You know, a few years ago when I was just a little boy I was—lived in the time of prohibition. And they had old Charlie BarleyCorn, they called him. Many of you can remember that hideous looking person, his hat all caved in, and his st… shoe—shoulders stooped over, and such a horrible looking critter he was. That was Charlie BarleyCorn. 8 But you know, today he's become a polished-up man. He ain't no more in the little brown jug and out on the corner where the red-light district is. He lives in a bumper in everybody's ice box, but he's still Charlie BarleyCorn just the same, same old evil one.
Branham, 58-0326 - United Under One Head

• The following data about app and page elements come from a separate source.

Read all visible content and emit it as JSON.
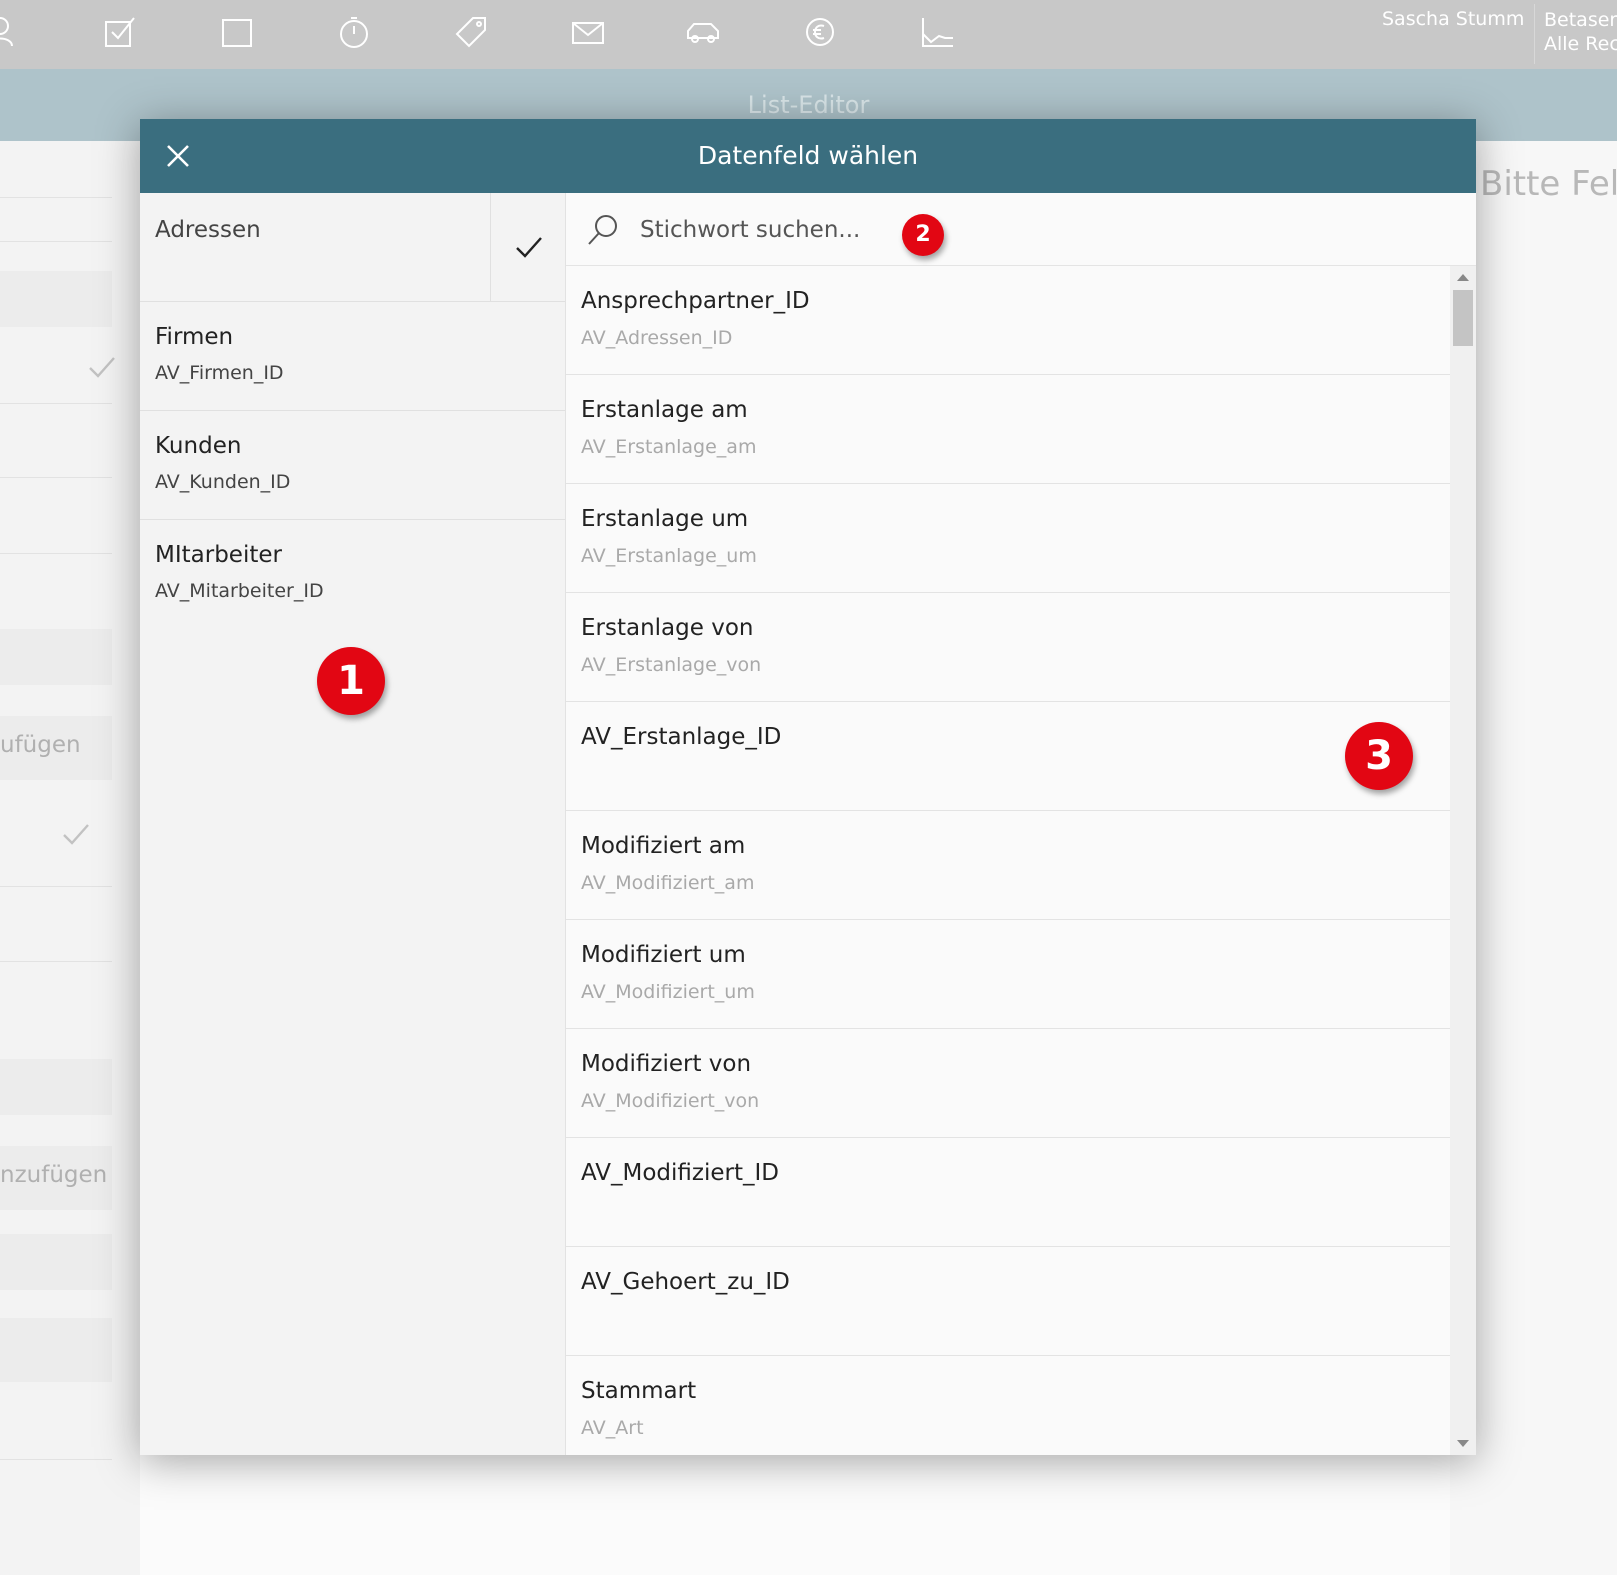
{
  "toolbar": {
    "icons": [
      "person-icon",
      "task-icon",
      "calendar-icon",
      "timer-icon",
      "tag-icon",
      "mail-icon",
      "car-icon",
      "euro-settings-icon",
      "chart-icon"
    ],
    "user_name": "Sascha Stumm",
    "user_extra_line1": "Betaser",
    "user_extra_line2": "Alle Rec"
  },
  "page": {
    "title": "List-Editor",
    "right_hint": "Bitte Feld",
    "bg_add_1": "ufügen",
    "bg_add_2": "nzufügen"
  },
  "modal": {
    "title": "Datenfeld wählen",
    "search": {
      "placeholder": "Stichwort suchen..."
    },
    "tables": [
      {
        "label": "Adressen",
        "sub": "",
        "selected": true
      },
      {
        "label": "Firmen",
        "sub": "AV_Firmen_ID"
      },
      {
        "label": "Kunden",
        "sub": "AV_Kunden_ID"
      },
      {
        "label": "MItarbeiter",
        "sub": "AV_Mitarbeiter_ID"
      }
    ],
    "fields": [
      {
        "label": "Ansprechpartner_ID",
        "sub": "AV_Adressen_ID"
      },
      {
        "label": "Erstanlage am",
        "sub": "AV_Erstanlage_am"
      },
      {
        "label": "Erstanlage um",
        "sub": "AV_Erstanlage_um"
      },
      {
        "label": "Erstanlage von",
        "sub": "AV_Erstanlage_von"
      },
      {
        "label": "AV_Erstanlage_ID",
        "sub": ""
      },
      {
        "label": "Modifiziert am",
        "sub": "AV_Modifiziert_am"
      },
      {
        "label": "Modifiziert um",
        "sub": "AV_Modifiziert_um"
      },
      {
        "label": "Modifiziert von",
        "sub": "AV_Modifiziert_von"
      },
      {
        "label": "AV_Modifiziert_ID",
        "sub": ""
      },
      {
        "label": "AV_Gehoert_zu_ID",
        "sub": ""
      },
      {
        "label": "Stammart",
        "sub": "AV_Art"
      }
    ]
  },
  "markers": {
    "m1": "1",
    "m2": "2",
    "m3": "3"
  },
  "colors": {
    "header": "#3a6e7f",
    "marker": "#e20613",
    "toolbar": "#c8c8c8"
  }
}
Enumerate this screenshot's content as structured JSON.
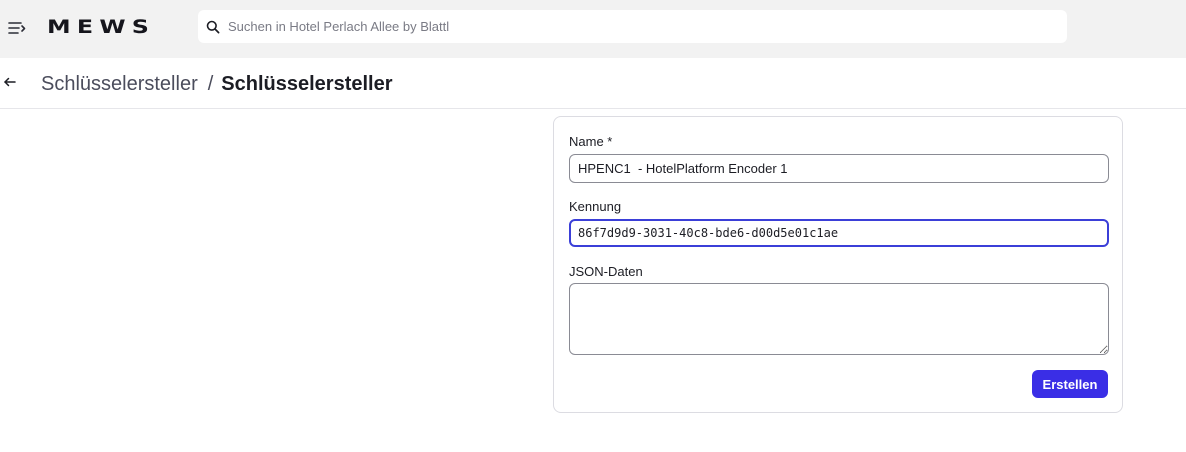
{
  "app": {
    "logo": "MEWS"
  },
  "search": {
    "placeholder": "Suchen in Hotel Perlach Allee by Blattl"
  },
  "breadcrumb": {
    "parent": "Schlüsselersteller",
    "separator": "/",
    "current": "Schlüsselersteller"
  },
  "form": {
    "name_label": "Name *",
    "name_value": "HPENC1  - HotelPlatform Encoder 1",
    "id_label": "Kennung",
    "id_value": "86f7d9d9-3031-40c8-bde6-d00d5e01c1ae",
    "json_label": "JSON-Daten",
    "json_value": "",
    "submit_label": "Erstellen"
  },
  "colors": {
    "accent": "#3a2ee6",
    "focus": "#3b3fd8",
    "topbar": "#f2f2f2"
  },
  "icons": {
    "menu": "menu-icon",
    "search": "search-icon",
    "back": "arrow-left-icon"
  }
}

But you know, today he's become a polished-up man. He ain't no more in the little brown jug and out on the corner where the red-light district is. He lives in a bumper in everybody's ice box, but he's still Charlie BarleyCorn just the same, same old evil one.
Branham, 58-0326 - United Under One Head

You see, there's nothing new; it's just got a new name. Old Charlie BarleyCorn that you grandmothers, they used to say is a old scarecrow with his hat pulled down, liking to feel that old whiskey and beer. He was old Charlie BarleyCorn.
Branham, 58-0618 - Handwriting On The Wall

You know, they used to have old Charlie BarleyCorn. Some of you older people remember him, with the hat pulled down over his ears. And even a crow would be scared of him: Charlie BarleyCorn.
Branham, 60-0301 - He Careth For You

He ain't an old John Barleycorn, whiskey pouring out of his mouth; he's a polished up devil in these days, I'm telling you.
Branham, 60-0608 - Having Conferences

And it ain't always old Charlie Barleycorn out there with his hat pulled down; sometime that's a real honest heart.
Branham, 60-0716 - From That Time

Satan hasn't got a forked hoofs, and a—and a—and a pointed tail, and—and like that. He isn't old John Barleycorn out, with coat hanging up, and—and ears hanging down.
Branham, 62-0531 - The Conflict Between God And Satan


What do you think? Did William Branham know about Upshaw before allegedly "meeting" Congressman Upshaw for the "first time?" Is that why he gave false testimony about his father's death? Was the Klan's fight against John Barleycorn part of the reason Branham strongly supported Upshaw and Davis?

Our page on Congressman Upshaw has been updated!

More information on the connection between William Branham and Roy E. Davis can be found in "Stone Mountain to Dallas - The Untold Story of Roy E. Davis":